### RECORDS FOR PROCESSING
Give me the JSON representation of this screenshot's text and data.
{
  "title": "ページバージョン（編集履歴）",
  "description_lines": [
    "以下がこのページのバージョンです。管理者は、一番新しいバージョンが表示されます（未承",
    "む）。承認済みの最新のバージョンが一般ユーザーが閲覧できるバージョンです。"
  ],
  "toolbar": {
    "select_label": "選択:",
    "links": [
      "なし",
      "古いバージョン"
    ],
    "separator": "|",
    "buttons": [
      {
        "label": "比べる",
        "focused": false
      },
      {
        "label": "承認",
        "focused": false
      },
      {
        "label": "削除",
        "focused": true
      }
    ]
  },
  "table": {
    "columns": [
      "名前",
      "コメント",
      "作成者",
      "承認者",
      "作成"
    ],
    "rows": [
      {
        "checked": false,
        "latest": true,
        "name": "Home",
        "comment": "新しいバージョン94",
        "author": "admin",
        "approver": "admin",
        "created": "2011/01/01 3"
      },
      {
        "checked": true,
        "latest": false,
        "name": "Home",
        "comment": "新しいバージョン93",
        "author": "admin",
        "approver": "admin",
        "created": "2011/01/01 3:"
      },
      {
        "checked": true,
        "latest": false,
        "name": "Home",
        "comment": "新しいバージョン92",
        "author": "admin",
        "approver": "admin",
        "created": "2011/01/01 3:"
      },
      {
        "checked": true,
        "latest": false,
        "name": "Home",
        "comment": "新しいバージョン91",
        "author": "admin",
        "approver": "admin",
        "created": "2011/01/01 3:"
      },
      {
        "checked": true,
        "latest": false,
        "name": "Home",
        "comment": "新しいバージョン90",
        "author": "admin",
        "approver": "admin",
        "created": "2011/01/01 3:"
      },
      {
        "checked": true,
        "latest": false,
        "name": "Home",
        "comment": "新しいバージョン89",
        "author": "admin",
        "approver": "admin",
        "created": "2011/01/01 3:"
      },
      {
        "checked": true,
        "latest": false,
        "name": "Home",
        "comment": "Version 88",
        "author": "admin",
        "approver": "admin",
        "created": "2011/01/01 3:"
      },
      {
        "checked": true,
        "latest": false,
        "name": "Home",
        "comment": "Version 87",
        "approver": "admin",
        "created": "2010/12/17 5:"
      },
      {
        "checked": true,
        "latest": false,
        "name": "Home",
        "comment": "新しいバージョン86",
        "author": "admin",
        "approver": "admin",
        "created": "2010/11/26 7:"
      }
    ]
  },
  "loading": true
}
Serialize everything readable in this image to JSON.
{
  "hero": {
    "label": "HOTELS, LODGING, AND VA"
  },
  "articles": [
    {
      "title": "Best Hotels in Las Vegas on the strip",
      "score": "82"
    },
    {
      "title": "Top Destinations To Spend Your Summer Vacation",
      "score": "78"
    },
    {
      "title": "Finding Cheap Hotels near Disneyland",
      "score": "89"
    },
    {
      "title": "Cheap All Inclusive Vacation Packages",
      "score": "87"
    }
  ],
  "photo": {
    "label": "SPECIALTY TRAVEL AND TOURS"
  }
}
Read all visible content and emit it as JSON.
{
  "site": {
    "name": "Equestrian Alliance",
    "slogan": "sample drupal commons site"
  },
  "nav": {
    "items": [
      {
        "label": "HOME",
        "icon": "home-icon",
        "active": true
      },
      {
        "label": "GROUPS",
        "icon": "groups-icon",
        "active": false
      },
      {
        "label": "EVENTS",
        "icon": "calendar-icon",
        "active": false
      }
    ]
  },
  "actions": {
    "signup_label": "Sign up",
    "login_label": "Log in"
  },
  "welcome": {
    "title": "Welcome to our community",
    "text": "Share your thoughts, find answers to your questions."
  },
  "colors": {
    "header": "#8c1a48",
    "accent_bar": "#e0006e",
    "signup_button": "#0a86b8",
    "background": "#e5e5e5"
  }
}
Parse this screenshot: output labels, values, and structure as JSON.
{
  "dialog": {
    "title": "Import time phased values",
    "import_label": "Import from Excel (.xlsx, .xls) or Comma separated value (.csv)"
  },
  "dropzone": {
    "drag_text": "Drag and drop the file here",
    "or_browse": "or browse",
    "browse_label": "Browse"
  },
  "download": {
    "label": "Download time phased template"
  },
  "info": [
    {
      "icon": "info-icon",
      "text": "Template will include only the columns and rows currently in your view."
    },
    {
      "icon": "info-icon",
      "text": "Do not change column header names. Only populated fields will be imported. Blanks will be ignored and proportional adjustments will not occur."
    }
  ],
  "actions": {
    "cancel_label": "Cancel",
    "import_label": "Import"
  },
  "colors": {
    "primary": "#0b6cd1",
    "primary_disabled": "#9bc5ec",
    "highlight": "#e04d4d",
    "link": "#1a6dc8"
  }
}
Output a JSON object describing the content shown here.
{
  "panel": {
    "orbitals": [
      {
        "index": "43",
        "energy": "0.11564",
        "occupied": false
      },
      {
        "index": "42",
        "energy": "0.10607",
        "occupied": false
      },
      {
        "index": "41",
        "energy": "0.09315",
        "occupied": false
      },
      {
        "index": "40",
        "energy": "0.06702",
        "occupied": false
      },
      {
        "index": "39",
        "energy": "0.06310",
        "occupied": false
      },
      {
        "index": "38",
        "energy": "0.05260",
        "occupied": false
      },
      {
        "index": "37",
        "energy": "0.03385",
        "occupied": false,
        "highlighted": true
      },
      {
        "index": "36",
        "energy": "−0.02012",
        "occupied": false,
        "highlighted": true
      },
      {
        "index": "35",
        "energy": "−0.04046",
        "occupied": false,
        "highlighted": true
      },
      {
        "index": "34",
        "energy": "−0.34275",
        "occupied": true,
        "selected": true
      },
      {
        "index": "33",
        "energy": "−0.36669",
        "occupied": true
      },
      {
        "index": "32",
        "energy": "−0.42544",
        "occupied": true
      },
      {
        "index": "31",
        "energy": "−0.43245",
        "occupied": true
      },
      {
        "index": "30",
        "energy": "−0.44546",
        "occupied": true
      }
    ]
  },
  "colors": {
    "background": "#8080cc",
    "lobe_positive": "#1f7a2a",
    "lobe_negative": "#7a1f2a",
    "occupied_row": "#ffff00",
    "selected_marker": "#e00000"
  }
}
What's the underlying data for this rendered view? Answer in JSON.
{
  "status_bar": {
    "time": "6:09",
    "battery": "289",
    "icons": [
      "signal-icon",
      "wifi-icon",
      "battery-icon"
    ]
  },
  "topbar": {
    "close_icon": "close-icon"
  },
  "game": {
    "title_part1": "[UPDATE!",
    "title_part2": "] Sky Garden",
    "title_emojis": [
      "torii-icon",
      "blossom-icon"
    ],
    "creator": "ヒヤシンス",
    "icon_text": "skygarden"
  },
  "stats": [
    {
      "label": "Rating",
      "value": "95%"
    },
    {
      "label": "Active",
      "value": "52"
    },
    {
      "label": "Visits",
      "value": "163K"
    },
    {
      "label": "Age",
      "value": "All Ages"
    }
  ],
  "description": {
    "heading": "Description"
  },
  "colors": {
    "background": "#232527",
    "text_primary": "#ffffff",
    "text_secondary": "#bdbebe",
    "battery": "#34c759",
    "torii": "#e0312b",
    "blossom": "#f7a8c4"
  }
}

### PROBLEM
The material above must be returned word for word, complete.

### EXPECTED OUTPUT
Give me the JSON representation of this screenshot's text and data.
{
  "title": "ページバージョン（編集履歴）",
  "description_lines": [
    "以下がこのページのバージョンです。管理者は、一番新しいバージョンが表示されます（未承",
    "む）。承認済みの最新のバージョンが一般ユーザーが閲覧できるバージョンです。"
  ],
  "toolbar": {
    "select_label": "選択:",
    "links": [
      "なし",
      "古いバージョン"
    ],
    "separator": "|",
    "buttons": [
      {
        "label": "比べる",
        "focused": false
      },
      {
        "label": "承認",
        "focused": false
      },
      {
        "label": "削除",
        "focused": true
      }
    ]
  },
  "table": {
    "columns": [
      "名前",
      "コメント",
      "作成者",
      "承認者",
      "作成"
    ],
    "rows": [
      {
        "checked": false,
        "latest": true,
        "name": "Home",
        "comment": "新しいバージョン94",
        "author": "admin",
        "approver": "admin",
        "created": "2011/01/01 3"
      },
      {
        "checked": true,
        "latest": false,
        "name": "Home",
        "comment": "新しいバージョン93",
        "author": "admin",
        "approver": "admin",
        "created": "2011/01/01 3:"
      },
      {
        "checked": true,
        "latest": false,
        "name": "Home",
        "comment": "新しいバージョン92",
        "author": "admin",
        "approver": "admin",
        "created": "2011/01/01 3:"
      },
      {
        "checked": true,
        "latest": false,
        "name": "Home",
        "comment": "新しいバージョン91",
        "author": "admin",
        "approver": "admin",
        "created": "2011/01/01 3:"
      },
      {
        "checked": true,
        "latest": false,
        "name": "Home",
        "comment": "新しいバージョン90",
        "author": "admin",
        "approver": "admin",
        "created": "2011/01/01 3:"
      },
      {
        "checked": true,
        "latest": false,
        "name": "Home",
        "comment": "新しいバージョン89",
        "author": "admin",
        "approver": "admin",
        "created": "2011/01/01 3:"
      },
      {
        "checked": true,
        "latest": false,
        "name": "Home",
        "comment": "Version 88",
        "author": "admin",
        "approver": "admin",
        "created": "2011/01/01 3:"
      },
      {
        "checked": true,
        "latest": false,
        "name": "Home",
        "comment": "Version 87",
        "approver": "admin",
        "created": "2010/12/17 5:"
      },
      {
        "checked": true,
        "latest": false,
        "name": "Home",
        "comment": "新しいバージョン86",
        "author": "admin",
        "approver": "admin",
        "created": "2010/11/26 7:"
      }
    ]
  },
  "loading": true
}
Serialize everything readable in this image to JSON.
{
  "hero": {
    "label": "HOTELS, LODGING, AND VA"
  },
  "articles": [
    {
      "title": "Best Hotels in Las Vegas on the strip",
      "score": "82"
    },
    {
      "title": "Top Destinations To Spend Your Summer Vacation",
      "score": "78"
    },
    {
      "title": "Finding Cheap Hotels near Disneyland",
      "score": "89"
    },
    {
      "title": "Cheap All Inclusive Vacation Packages",
      "score": "87"
    }
  ],
  "photo": {
    "label": "SPECIALTY TRAVEL AND TOURS"
  }
}
Read all visible content and emit it as JSON.
{
  "site": {
    "name": "Equestrian Alliance",
    "slogan": "sample drupal commons site"
  },
  "nav": {
    "items": [
      {
        "label": "HOME",
        "icon": "home-icon",
        "active": true
      },
      {
        "label": "GROUPS",
        "icon": "groups-icon",
        "active": false
      },
      {
        "label": "EVENTS",
        "icon": "calendar-icon",
        "active": false
      }
    ]
  },
  "actions": {
    "signup_label": "Sign up",
    "login_label": "Log in"
  },
  "welcome": {
    "title": "Welcome to our community",
    "text": "Share your thoughts, find answers to your questions."
  },
  "colors": {
    "header": "#8c1a48",
    "accent_bar": "#e0006e",
    "signup_button": "#0a86b8",
    "background": "#e5e5e5"
  }
}
Parse this screenshot: output labels, values, and structure as JSON.
{
  "dialog": {
    "title": "Import time phased values",
    "import_label": "Import from Excel (.xlsx, .xls) or Comma separated value (.csv)"
  },
  "dropzone": {
    "drag_text": "Drag and drop the file here",
    "or_browse": "or browse",
    "browse_label": "Browse"
  },
  "download": {
    "label": "Download time phased template"
  },
  "info": [
    {
      "icon": "info-icon",
      "text": "Template will include only the columns and rows currently in your view."
    },
    {
      "icon": "info-icon",
      "text": "Do not change column header names. Only populated fields will be imported. Blanks will be ignored and proportional adjustments will not occur."
    }
  ],
  "actions": {
    "cancel_label": "Cancel",
    "import_label": "Import"
  },
  "colors": {
    "primary": "#0b6cd1",
    "primary_disabled": "#9bc5ec",
    "highlight": "#e04d4d",
    "link": "#1a6dc8"
  }
}
Output a JSON object describing the content shown here.
{
  "panel": {
    "orbitals": [
      {
        "index": "43",
        "energy": "0.11564",
        "occupied": false
      },
      {
        "index": "42",
        "energy": "0.10607",
        "occupied": false
      },
      {
        "index": "41",
        "energy": "0.09315",
        "occupied": false
      },
      {
        "index": "40",
        "energy": "0.06702",
        "occupied": false
      },
      {
        "index": "39",
        "energy": "0.06310",
        "occupied": false
      },
      {
        "index": "38",
        "energy": "0.05260",
        "occupied": false
      },
      {
        "index": "37",
        "energy": "0.03385",
        "occupied": false,
        "highlighted": true
      },
      {
        "index": "36",
        "energy": "−0.02012",
        "occupied": false,
        "highlighted": true
      },
      {
        "index": "35",
        "energy": "−0.04046",
        "occupied": false,
        "highlighted": true
      },
      {
        "index": "34",
        "energy": "−0.34275",
        "occupied": true,
        "selected": true
      },
      {
        "index": "33",
        "energy": "−0.36669",
        "occupied": true
      },
      {
        "index": "32",
        "energy": "−0.42544",
        "occupied": true
      },
      {
        "index": "31",
        "energy": "−0.43245",
        "occupied": true
      },
      {
        "index": "30",
        "energy": "−0.44546",
        "occupied": true
      }
    ]
  },
  "colors": {
    "background": "#8080cc",
    "lobe_positive": "#1f7a2a",
    "lobe_negative": "#7a1f2a",
    "occupied_row": "#ffff00",
    "selected_marker": "#e00000"
  }
}
What's the underlying data for this rendered view? Answer in JSON.
{
  "status_bar": {
    "time": "6:09",
    "battery": "289",
    "icons": [
      "signal-icon",
      "wifi-icon",
      "battery-icon"
    ]
  },
  "topbar": {
    "close_icon": "close-icon"
  },
  "game": {
    "title_part1": "[UPDATE!",
    "title_part2": "] Sky Garden",
    "title_emojis": [
      "torii-icon",
      "blossom-icon"
    ],
    "creator": "ヒヤシンス",
    "icon_text": "skygarden"
  },
  "stats": [
    {
      "label": "Rating",
      "value": "95%"
    },
    {
      "label": "Active",
      "value": "52"
    },
    {
      "label": "Visits",
      "value": "163K"
    },
    {
      "label": "Age",
      "value": "All Ages"
    }
  ],
  "description": {
    "heading": "Description"
  },
  "colors": {
    "background": "#232527",
    "text_primary": "#ffffff",
    "text_secondary": "#bdbebe",
    "battery": "#34c759",
    "torii": "#e0312b",
    "blossom": "#f7a8c4"
  }
}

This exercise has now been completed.